Because there is a great variance depending on the etiology of the signs and symptoms, distributive shock can be difficult to recognize. Decreased level of consciousness, decreased urine output, low to normal blood pressure, tachycardia, and tachypnea are common symptoms.
Warm and cold shock are more specific categories of distributive shock. Narrow pulse pressure hypotension and pale, vasoconstricted skin are signs of a person experiencing cold shock; in contrast, a wide pulse pressure in the setting of hypotension and a warm, erythematous peripheral skin are common amongst individuals experiencing warm shock. If an individual has an instance of sepsis, a neurological problem, or anaphylaxis, this is when he or she is generally considered to be experiencing distributive shock.
Inadequate contractility of the heart causes cardiogenic shock. The work of breathing is a key difference between hypovolemic and cardiogenic shock. The effort of breathing is only mildly increased in hypovolemic shock, even though there will be tachypnea in both. The use of accessory thorax muscles, nasal flaring, and grunts show a significant increase in the work of breathing, evincing cardiogenic shock. Blood also remains in the pulmonary vasculature, since the heart is pumping ineffectively. This can cause crackles in the lungs, which looks like jugular vein distension, as a result of pulmonary congestion and edema. There may be a decrease in the level of consciousness, extremities are cyanotic and cool, capillary refill is slow, and the pulse is often weak.
The primary abnormality in obstructive shock is the impaired heart function, making it similar to cardiogenic shock. The difference is that the contractility is impaired in cardiogenic shock; whereas in obstructive shock, the heart is prevented from contracting appropriately. Congenital heart malformations, pulmonary embolism, tension pneumothorax, and cardiac tamponade are common causes of obstructive shock.

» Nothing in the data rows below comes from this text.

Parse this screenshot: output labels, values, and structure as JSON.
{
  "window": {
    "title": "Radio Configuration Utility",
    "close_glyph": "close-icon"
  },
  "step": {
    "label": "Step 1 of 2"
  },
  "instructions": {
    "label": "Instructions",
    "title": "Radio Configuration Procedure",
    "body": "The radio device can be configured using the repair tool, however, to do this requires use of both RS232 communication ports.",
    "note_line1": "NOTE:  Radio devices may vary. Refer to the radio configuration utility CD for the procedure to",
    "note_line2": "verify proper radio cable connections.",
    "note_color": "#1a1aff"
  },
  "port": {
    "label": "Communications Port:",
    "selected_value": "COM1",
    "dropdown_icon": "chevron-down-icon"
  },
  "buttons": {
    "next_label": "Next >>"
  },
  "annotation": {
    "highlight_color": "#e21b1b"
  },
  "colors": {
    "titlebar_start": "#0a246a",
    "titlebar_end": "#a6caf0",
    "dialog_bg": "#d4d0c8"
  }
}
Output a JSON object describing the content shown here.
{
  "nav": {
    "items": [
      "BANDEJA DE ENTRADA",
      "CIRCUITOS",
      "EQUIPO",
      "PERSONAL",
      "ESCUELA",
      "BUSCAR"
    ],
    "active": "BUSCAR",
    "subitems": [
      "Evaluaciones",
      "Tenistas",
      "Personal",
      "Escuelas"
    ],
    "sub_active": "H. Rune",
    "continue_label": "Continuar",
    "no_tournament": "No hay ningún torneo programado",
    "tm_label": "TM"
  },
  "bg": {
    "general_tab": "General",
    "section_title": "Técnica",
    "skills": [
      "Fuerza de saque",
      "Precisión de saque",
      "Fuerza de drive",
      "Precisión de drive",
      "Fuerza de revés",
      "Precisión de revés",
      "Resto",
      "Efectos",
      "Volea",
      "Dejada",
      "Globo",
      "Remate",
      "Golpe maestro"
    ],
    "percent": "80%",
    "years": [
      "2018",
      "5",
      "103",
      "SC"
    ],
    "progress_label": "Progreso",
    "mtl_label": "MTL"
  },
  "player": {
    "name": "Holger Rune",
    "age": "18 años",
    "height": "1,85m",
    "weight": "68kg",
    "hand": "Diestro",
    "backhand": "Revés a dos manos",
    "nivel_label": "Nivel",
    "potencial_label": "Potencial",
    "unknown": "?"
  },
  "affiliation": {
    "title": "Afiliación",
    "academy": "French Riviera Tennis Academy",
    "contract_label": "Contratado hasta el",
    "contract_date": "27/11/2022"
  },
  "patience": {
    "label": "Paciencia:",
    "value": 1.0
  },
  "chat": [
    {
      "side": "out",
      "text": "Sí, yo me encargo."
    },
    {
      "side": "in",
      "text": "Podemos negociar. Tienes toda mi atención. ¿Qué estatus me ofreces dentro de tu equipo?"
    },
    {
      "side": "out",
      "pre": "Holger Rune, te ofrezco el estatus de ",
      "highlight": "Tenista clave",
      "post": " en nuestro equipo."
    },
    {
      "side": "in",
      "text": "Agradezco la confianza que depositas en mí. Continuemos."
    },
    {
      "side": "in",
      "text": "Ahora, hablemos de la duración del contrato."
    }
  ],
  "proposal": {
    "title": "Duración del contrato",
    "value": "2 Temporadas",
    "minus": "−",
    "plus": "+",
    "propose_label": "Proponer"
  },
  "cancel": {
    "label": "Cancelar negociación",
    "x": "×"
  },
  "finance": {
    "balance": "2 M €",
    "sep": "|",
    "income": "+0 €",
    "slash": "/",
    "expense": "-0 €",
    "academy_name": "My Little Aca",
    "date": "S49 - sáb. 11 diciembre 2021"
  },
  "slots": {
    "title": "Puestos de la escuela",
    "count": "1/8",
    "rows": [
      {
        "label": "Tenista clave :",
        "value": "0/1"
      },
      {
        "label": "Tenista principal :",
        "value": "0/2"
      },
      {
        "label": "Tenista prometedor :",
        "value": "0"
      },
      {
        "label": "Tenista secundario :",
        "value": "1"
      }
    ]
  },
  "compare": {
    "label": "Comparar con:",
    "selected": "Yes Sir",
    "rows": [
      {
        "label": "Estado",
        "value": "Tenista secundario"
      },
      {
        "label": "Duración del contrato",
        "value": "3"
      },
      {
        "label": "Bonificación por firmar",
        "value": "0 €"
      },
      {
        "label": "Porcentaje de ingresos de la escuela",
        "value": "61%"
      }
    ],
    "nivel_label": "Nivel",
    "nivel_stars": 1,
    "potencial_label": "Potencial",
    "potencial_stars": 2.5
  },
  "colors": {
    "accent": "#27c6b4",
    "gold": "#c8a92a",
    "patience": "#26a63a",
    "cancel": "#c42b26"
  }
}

The contractility of the heart is the easiest way to distinguish between obstructive and cardiogenic shock. When dealing with obstructive shock, pumping function is not normal, while heart contractility remains normal. Blood is present in the pericardial space, creating muffled heart sounds that are associated with cardiac tamponade. There may also be a drop in blood pressure on inspiration, or pulsus paradoxus. A clinical diagnosis would be tension pneumothorax. Over the affected side of the chest, there are absent breath sounds, and there is a deviation from the side of the lesion by the trachea. When the person has respiratory distress without lung pathology or airway obstruction, experiences chest pain, or is cyanotic and/or hypotensive, consider a pulmonary embolism. Risk factors include obesity, hormone use, family history of abnormal clotting, and coagulation factor abnormalities.